    Happy Daughter, Happy Wife

    Wow! Can you share how you got such a tight joint on the top in the front on that curved piece?
  4. Coyote Jim

    12" Jointer

    Thanks for the input guys. I have no idea what that kind of thing goes for so having good folks like you giving me some input sure is helpful.
  5. Coyote Jim

    12" Jointer

    Is this as good of a deal as I think it is? One of those one in decade finds? Does anyone know anything about J.A. Fay & Egan tools?
  6. Coyote Jim

    What Lighting Do You Use?

    Thanks for the info and the recommendation on American Green Light. Looks like they are having a pretty decent sale right now so I picked up a couple. Have a look:
  7. Coyote Jim

    Okay, what's the next buy?!

    Go with this router. It is worth every penny:
  8. Coyote Jim

    Tool wall for deep bench

    What about this style of a TV wall mount? You could attached a piece of plywood to the face and do all your tool hangers on the plywood.

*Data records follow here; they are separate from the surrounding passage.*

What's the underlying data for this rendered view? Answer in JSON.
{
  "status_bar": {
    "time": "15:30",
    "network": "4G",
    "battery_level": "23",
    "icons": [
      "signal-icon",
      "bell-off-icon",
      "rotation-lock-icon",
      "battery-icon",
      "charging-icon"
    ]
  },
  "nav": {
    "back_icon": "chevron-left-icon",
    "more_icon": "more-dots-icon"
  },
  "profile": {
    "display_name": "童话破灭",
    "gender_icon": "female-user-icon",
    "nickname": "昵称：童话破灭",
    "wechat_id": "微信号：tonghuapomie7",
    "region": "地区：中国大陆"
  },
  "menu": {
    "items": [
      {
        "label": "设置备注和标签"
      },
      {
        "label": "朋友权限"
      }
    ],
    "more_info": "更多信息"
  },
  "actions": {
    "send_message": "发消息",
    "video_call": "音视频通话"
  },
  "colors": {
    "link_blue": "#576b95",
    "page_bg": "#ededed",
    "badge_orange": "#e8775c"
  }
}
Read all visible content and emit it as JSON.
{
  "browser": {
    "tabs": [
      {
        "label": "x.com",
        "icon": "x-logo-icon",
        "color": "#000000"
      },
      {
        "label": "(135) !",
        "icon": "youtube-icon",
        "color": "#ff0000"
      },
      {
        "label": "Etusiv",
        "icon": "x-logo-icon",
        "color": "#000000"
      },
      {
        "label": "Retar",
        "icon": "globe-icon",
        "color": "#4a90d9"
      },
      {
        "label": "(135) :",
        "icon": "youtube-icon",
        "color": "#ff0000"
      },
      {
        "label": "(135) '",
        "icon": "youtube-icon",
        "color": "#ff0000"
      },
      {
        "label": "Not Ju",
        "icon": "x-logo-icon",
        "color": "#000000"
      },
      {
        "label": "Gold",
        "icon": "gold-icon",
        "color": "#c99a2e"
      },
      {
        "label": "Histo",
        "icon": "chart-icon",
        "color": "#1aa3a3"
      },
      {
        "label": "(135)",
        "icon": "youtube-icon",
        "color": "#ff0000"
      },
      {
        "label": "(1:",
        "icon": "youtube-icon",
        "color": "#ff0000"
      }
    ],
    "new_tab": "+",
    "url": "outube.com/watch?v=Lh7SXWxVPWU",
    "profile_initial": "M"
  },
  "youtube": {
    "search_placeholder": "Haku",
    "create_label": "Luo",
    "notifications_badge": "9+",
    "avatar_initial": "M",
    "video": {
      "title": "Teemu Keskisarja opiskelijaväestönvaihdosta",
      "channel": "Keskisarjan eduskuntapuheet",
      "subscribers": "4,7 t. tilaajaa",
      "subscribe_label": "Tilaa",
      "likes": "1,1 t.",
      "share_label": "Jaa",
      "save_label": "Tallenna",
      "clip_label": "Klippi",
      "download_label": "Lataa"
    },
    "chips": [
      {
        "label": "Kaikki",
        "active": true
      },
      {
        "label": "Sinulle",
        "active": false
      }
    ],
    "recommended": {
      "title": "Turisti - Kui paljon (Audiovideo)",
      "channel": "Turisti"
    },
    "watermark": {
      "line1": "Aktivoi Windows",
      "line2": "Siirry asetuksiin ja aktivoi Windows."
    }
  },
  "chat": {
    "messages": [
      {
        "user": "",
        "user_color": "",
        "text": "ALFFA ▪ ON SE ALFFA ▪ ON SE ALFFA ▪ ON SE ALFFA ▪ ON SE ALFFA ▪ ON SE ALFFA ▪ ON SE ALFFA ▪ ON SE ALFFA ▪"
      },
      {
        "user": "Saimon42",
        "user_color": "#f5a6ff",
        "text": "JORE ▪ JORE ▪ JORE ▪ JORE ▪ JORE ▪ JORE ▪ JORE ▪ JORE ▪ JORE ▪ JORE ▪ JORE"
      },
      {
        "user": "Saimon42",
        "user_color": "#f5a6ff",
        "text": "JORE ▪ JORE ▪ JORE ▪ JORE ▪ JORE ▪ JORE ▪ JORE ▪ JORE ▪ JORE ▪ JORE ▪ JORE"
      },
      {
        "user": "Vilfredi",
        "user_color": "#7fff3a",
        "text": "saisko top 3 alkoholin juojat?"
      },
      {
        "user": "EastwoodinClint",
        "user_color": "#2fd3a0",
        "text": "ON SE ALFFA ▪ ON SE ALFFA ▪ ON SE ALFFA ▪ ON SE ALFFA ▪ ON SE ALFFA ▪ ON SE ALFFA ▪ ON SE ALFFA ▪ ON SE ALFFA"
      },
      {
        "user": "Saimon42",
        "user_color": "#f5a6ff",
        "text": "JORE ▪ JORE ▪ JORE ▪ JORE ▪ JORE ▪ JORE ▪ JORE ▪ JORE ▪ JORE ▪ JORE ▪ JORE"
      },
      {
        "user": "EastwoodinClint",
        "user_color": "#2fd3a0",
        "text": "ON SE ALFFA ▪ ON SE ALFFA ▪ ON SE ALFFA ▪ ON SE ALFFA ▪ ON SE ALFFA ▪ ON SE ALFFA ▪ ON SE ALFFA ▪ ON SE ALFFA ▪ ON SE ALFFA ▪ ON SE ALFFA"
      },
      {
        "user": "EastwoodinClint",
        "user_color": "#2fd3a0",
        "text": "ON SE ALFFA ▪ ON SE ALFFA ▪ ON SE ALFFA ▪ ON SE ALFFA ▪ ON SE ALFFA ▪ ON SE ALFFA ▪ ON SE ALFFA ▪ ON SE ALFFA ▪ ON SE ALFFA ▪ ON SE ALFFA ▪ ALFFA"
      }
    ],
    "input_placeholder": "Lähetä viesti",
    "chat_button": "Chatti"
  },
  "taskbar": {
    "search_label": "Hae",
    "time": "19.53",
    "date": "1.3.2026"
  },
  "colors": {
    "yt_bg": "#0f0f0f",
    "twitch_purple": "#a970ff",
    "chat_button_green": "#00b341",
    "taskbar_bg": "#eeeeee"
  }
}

Then you can just pivot the thing around and out of your way. These kinds of mounts are usually good to hold up a couple hundred lbs so it should work.
  9. Coyote Jim

    My 2nd box!

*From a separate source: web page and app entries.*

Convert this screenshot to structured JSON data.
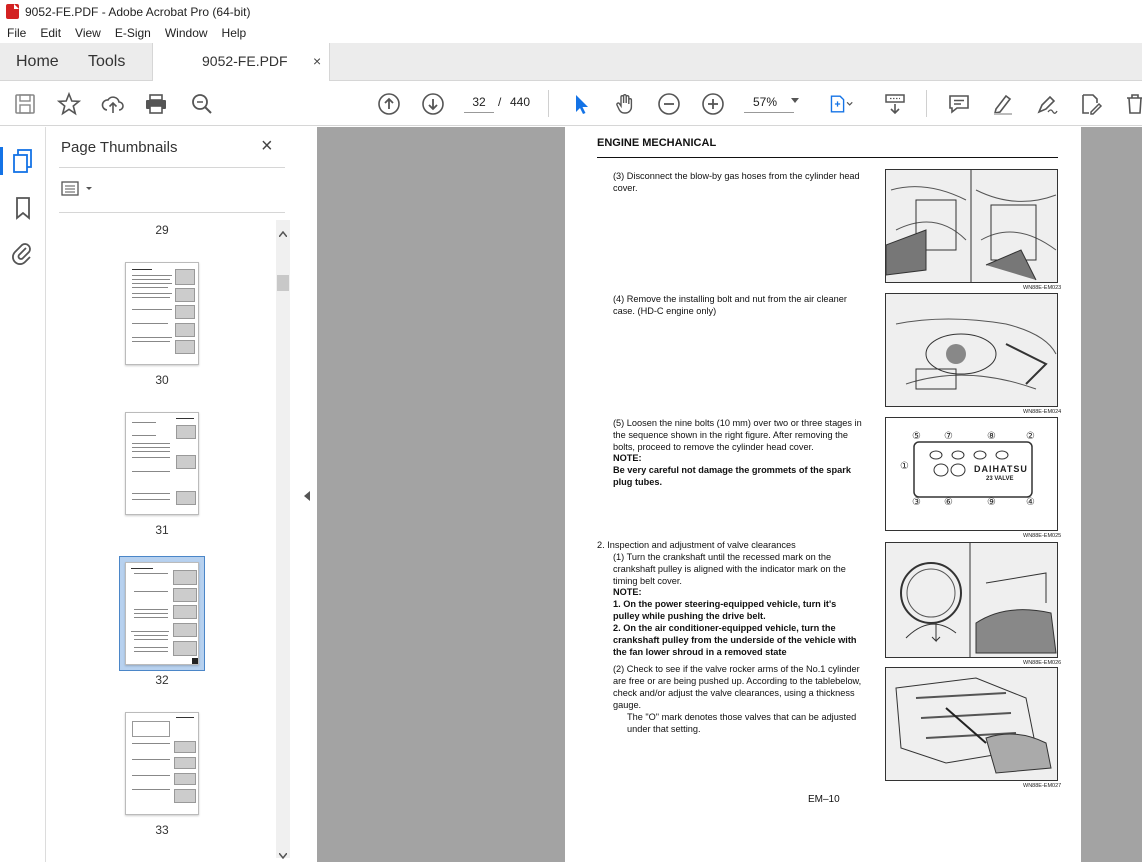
{
  "window": {
    "title": "9052-FE.PDF - Adobe Acrobat Pro (64-bit)"
  },
  "menu": [
    "File",
    "Edit",
    "View",
    "E-Sign",
    "Window",
    "Help"
  ],
  "tabs": {
    "home": "Home",
    "tools": "Tools",
    "document": "9052-FE.PDF",
    "close_glyph": "×"
  },
  "toolbar": {
    "page_current": "32",
    "page_separator": "/",
    "page_total": "440",
    "zoom": "57%"
  },
  "thumbnails": {
    "panel_title": "Page Thumbnails",
    "close_glyph": "×",
    "pages": [
      "29",
      "30",
      "31",
      "32",
      "33"
    ],
    "selected_page": "32"
  },
  "document": {
    "header": "ENGINE MECHANICAL",
    "steps": {
      "s3": "(3) Disconnect the blow-by gas hoses from the cylinder head cover.",
      "s4": "(4) Remove the installing bolt and nut from the air cleaner case. (HD-C engine only)",
      "s5": "(5) Loosen the nine bolts (10 mm) over two or three stages in the sequence shown in the right figure. After removing the bolts, proceed to remove the cylinder head cover.",
      "s5_note_label": "NOTE:",
      "s5_note": "Be very careful not damage the grommets of the spark plug tubes.",
      "s2_title": "2.  Inspection and adjustment of valve clearances",
      "s2_1": "(1) Turn the crankshaft until the recessed mark on the crankshaft pulley is aligned with the indicator mark on the timing belt cover.",
      "s2_note_label": "NOTE:",
      "s2_note_1": "1.  On the power steering-equipped vehicle, turn it's pulley while pushing the drive belt.",
      "s2_note_2": "2.  On the air conditioner-equipped vehicle, turn the crankshaft pulley from the underside of the vehicle with the fan lower shroud in a removed state",
      "s2_2": "(2) Check to see if the valve rocker arms of the No.1 cylinder are free or are being pushed up. According to the tablebelow, check and/or adjust the valve clearances, using a thickness gauge.",
      "s2_2b": "The \"O\" mark denotes those valves that can be adjusted under that setting."
    },
    "captions": [
      "WN88E-EM023",
      "WN88E-EM024",
      "WN88E-EM025",
      "WN88E-EM026",
      "WN88E-EM027"
    ],
    "cover_text_1": "DAIHATSU",
    "cover_text_2": "23 VALVE",
    "bolt_marks": [
      "⑤",
      "⑦",
      "⑧",
      "②",
      "①",
      "③",
      "⑥",
      "⑨",
      "④"
    ],
    "footer": "EM–10"
  },
  "colors": {
    "accent": "#1473e6",
    "selection": "#b7d1ef",
    "doc_bg": "#a3a3a3",
    "pdf_red": "#d32222"
  }
}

    The color of your pottery works perfect with that purple heart! If I remember correctly, the first time you posted you had links to boxes that were made for high end hookahs. Is that what your pottery is for? I spent a few months in Egypt and I think hookahs are absolutely gorgeous. I'm not going to decorate my home with them or anything but the nice ones are stunning. I can't tell from the picture, does the inside of the doors have finish on them? The picture makes it look like they do not. If not then you need to get finish on them quick before the doors cup on you. Same with the inside of the oak.
  10. I don't want this right? It's entry level and not super high quality right? I already have a jointer and a planer and the space saving in my garage shop will not be that much right? Jet Jointer/Planer
  11. Coyote Jim

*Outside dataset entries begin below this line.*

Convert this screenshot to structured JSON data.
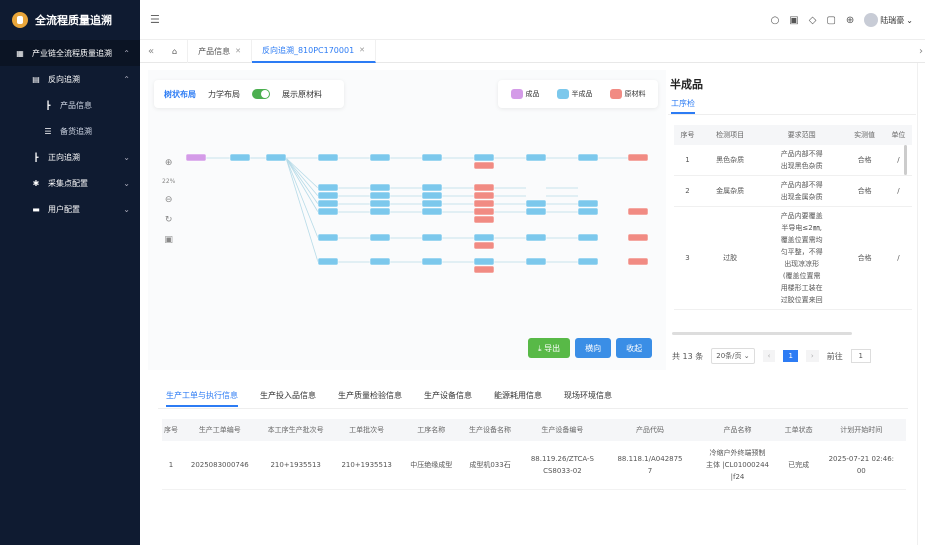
{
  "app": {
    "title": "全流程质量追溯"
  },
  "sidebar": {
    "items": [
      {
        "label": "产业链全流程质量追溯",
        "icon": "grid-icon",
        "level": 0,
        "expanded": true
      },
      {
        "label": "反向追溯",
        "icon": "document-icon",
        "level": 1,
        "expanded": true
      },
      {
        "label": "产品信息",
        "icon": "tree-icon",
        "level": 2
      },
      {
        "label": "备货追溯",
        "icon": "list-icon",
        "level": 2
      },
      {
        "label": "正向追溯",
        "icon": "tree-icon",
        "level": 1,
        "expanded": false
      },
      {
        "label": "采集点配置",
        "icon": "gear-icon",
        "level": 1,
        "expanded": false
      },
      {
        "label": "用户配置",
        "icon": "user-config-icon",
        "level": 1,
        "expanded": false
      }
    ]
  },
  "topbar": {
    "username": "陆瑞豪"
  },
  "tabs": [
    {
      "label": "产品信息",
      "active": false
    },
    {
      "label": "反向追溯_810PC170001",
      "active": true
    }
  ],
  "graph": {
    "layout_tabs": [
      "树状布局",
      "力学布局"
    ],
    "switch_label": "展示原材料",
    "zoom": "22%",
    "legend": [
      {
        "label": "成品",
        "color": "#d49be8"
      },
      {
        "label": "半成品",
        "color": "#7cc8ec"
      },
      {
        "label": "原材料",
        "color": "#f18b83"
      }
    ],
    "buttons": {
      "export": "⤓ 导出",
      "horizontal": "横向",
      "collapse": "收起"
    }
  },
  "detail": {
    "title": "半成品",
    "tab": "工序检",
    "columns": [
      "序号",
      "检测项目",
      "要求范围",
      "实测值",
      "单位"
    ],
    "rows": [
      {
        "no": "1",
        "item": "黑色杂质",
        "req": [
          "产品内部不得",
          "出现黑色杂质"
        ],
        "val": "合格",
        "unit": "/"
      },
      {
        "no": "2",
        "item": "金属杂质",
        "req": [
          "产品内部不得",
          "出现金属杂质"
        ],
        "val": "合格",
        "unit": "/"
      },
      {
        "no": "3",
        "item": "过胶",
        "req": [
          "产品内要覆盖",
          "半导电≤2㎜,",
          "覆盖位置需均",
          "匀平整，不得",
          "出现凉凉形",
          "(覆盖位置需",
          "用楼形工装在",
          "过胶位置来回"
        ],
        "val": "合格",
        "unit": "/"
      }
    ],
    "pager": {
      "total": "共 13 条",
      "size": "20条/页",
      "page": "1",
      "goto": "前往",
      "goto_value": "1"
    }
  },
  "bottom": {
    "tabs": [
      "生产工单与执行信息",
      "生产投入品信息",
      "生产质量检验信息",
      "生产设备信息",
      "能源耗用信息",
      "现场环境信息"
    ],
    "columns": [
      "序号",
      "生产工单编号",
      "本工序生产批次号",
      "工单批次号",
      "工序名称",
      "生产设备名称",
      "生产设备编号",
      "产品代码",
      "产品名称",
      "工单状态",
      "计划开始时间"
    ],
    "rows": [
      {
        "cells": [
          [
            "1"
          ],
          [
            "2025083000746"
          ],
          [
            "210+1935513"
          ],
          [
            "210+1935513"
          ],
          [
            "中压绝缘成型"
          ],
          [
            "成型机033石"
          ],
          [
            "88.119.26/ZTCA-S",
            "CS8033-02"
          ],
          [
            "88.118.1/A042875",
            "7"
          ],
          [
            "冷缩户外终端预制",
            "主体 |CL01000244",
            "|f24"
          ],
          [
            "已完成"
          ],
          [
            "2025-07-21 02:46:",
            "00"
          ]
        ]
      }
    ]
  }
}
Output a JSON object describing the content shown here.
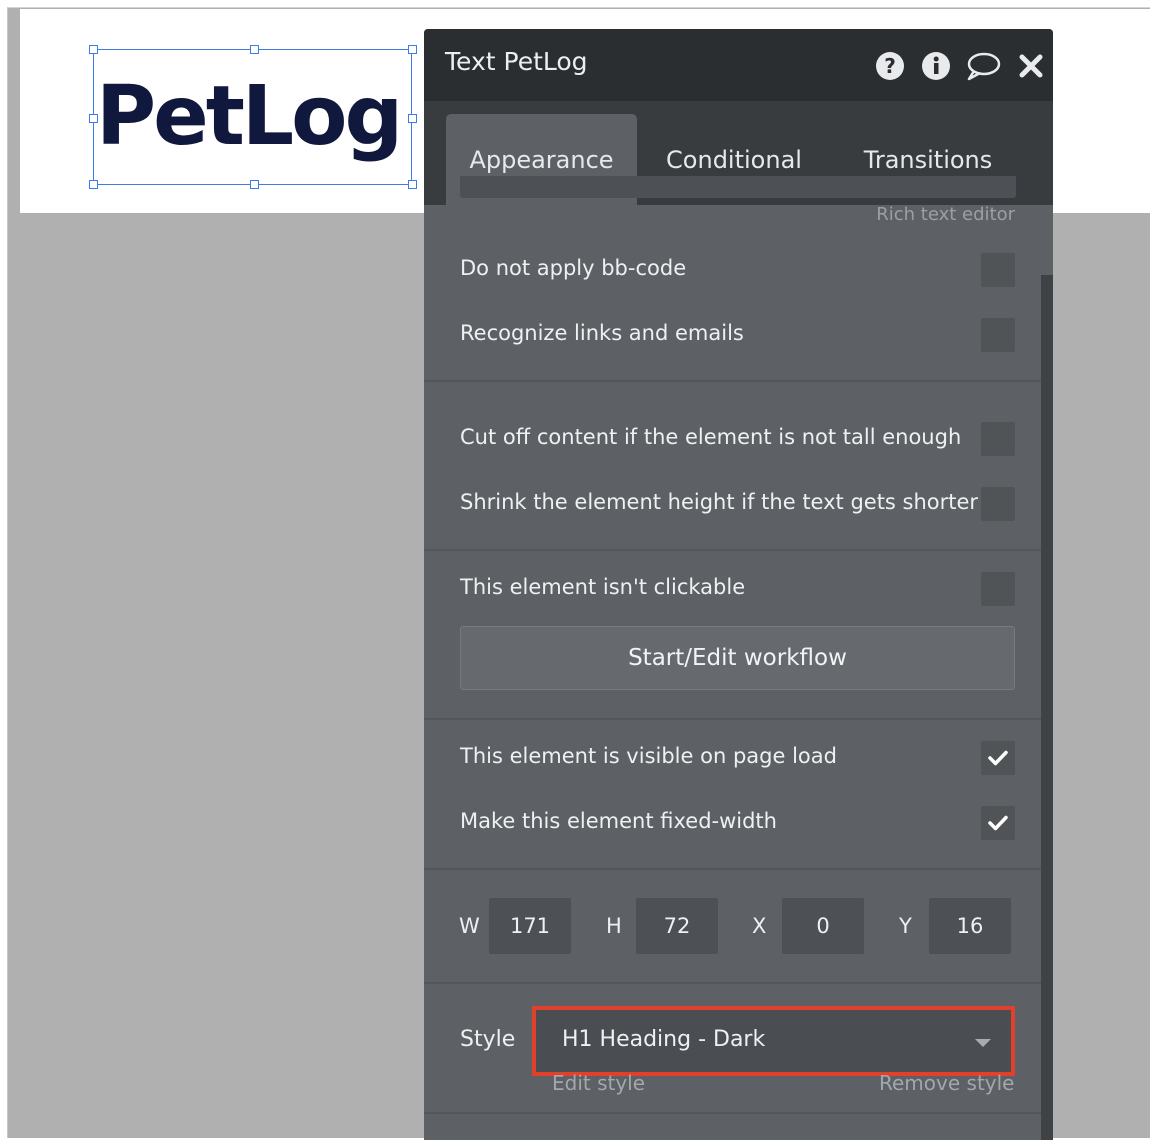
{
  "canvas": {
    "logo_text": "PetLog"
  },
  "panel": {
    "title": "Text PetLog",
    "icons": [
      "help-icon",
      "info-icon",
      "comment-icon",
      "close-icon"
    ],
    "tabs": [
      {
        "label": "Appearance",
        "active": true
      },
      {
        "label": "Conditional",
        "active": false
      },
      {
        "label": "Transitions",
        "active": false
      }
    ],
    "rich_text_editor_link": "Rich text editor",
    "options": [
      {
        "label": "Do not apply bb-code",
        "checked": false
      },
      {
        "label": "Recognize links and emails",
        "checked": false
      },
      {
        "label": "Cut off content if the element is not tall enough",
        "checked": false
      },
      {
        "label": "Shrink the element height if the text gets shorter",
        "checked": false
      },
      {
        "label": "This element isn't clickable",
        "checked": false
      },
      {
        "label": "This element is visible on page load",
        "checked": true
      },
      {
        "label": "Make this element fixed-width",
        "checked": true
      }
    ],
    "workflow_button": "Start/Edit workflow",
    "dimensions": {
      "w_label": "W",
      "w_value": "171",
      "h_label": "H",
      "h_value": "72",
      "x_label": "X",
      "x_value": "0",
      "y_label": "Y",
      "y_value": "16"
    },
    "style": {
      "label": "Style",
      "selected": "H1 Heading - Dark",
      "edit_link": "Edit style",
      "remove_link": "Remove style"
    }
  },
  "colors": {
    "header_bg": "#2b2e31",
    "panel_bg": "#5d6165",
    "highlight": "#e1402a",
    "logo": "#10183d",
    "selection": "#3e7be6"
  }
}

    My 2nd box!

    Looks great! Well done! But I gotta ask, what goes IN the box?
  12. Coyote Jim

    Joinery Question

    I have a fairly simple build. I am building a monitor riser for my desk at work. I have not figured out final dimensions yet but it will be in the neighborhood of 48" left to right, 10" front to back and stand about 3-4" tall. The top is all one board that I have already milled, because I had trouble getting that board flat it is only 5/8" thick. Should be more than fine to hold a couple of monitors. I did an extremely poor drawing of it: I'm wondering what the best way to attache the two "dividers" to the underside of the top. See the arrows above. I think that a sliding dovetail would be super overkill. Would a dado be overkill? If I orient the grain the same direction as the top would dowels be fine? These dividers will not be seen from the front side of the desk, I plan on this having a face (is that what you would call it?) so that I can hide all my messy papers under the riser and not have them seen from the front. I'm probably overthinking it but does anyone have any suggestions for me? And by the way, is it strange that I found flattening this 10.5" wide board to be super fun?
  13. I somehow stumbled across this video. I'm at a bit of a loss. I have no idea why this video is so satisfying, but it is. As you will see it is the most overly complex stool I think anyone has ever made. And he was able to do it with a had saw, a plane blade, a chisel and a piece of rope. His "clamping" technique is so simple it hurts. Anyway, I hope you get as much enjoyment out of it as I did.
  14. Coyote Jim

    Tusk Bookshelf

    This looks great! Thanks for sharing. Quick question here. The shelves have dados and through tenons. Is it common to for a shelf (or any crosspiece for that matter) to have both? I'm not questioning what you did here as a critique, I am just still super new to woodworking and would just like to know best practices.
  15. Coyote Jim

    Passing On The Skills To The Next Generation

    Interesting timing that you posted this today because this just happened last night: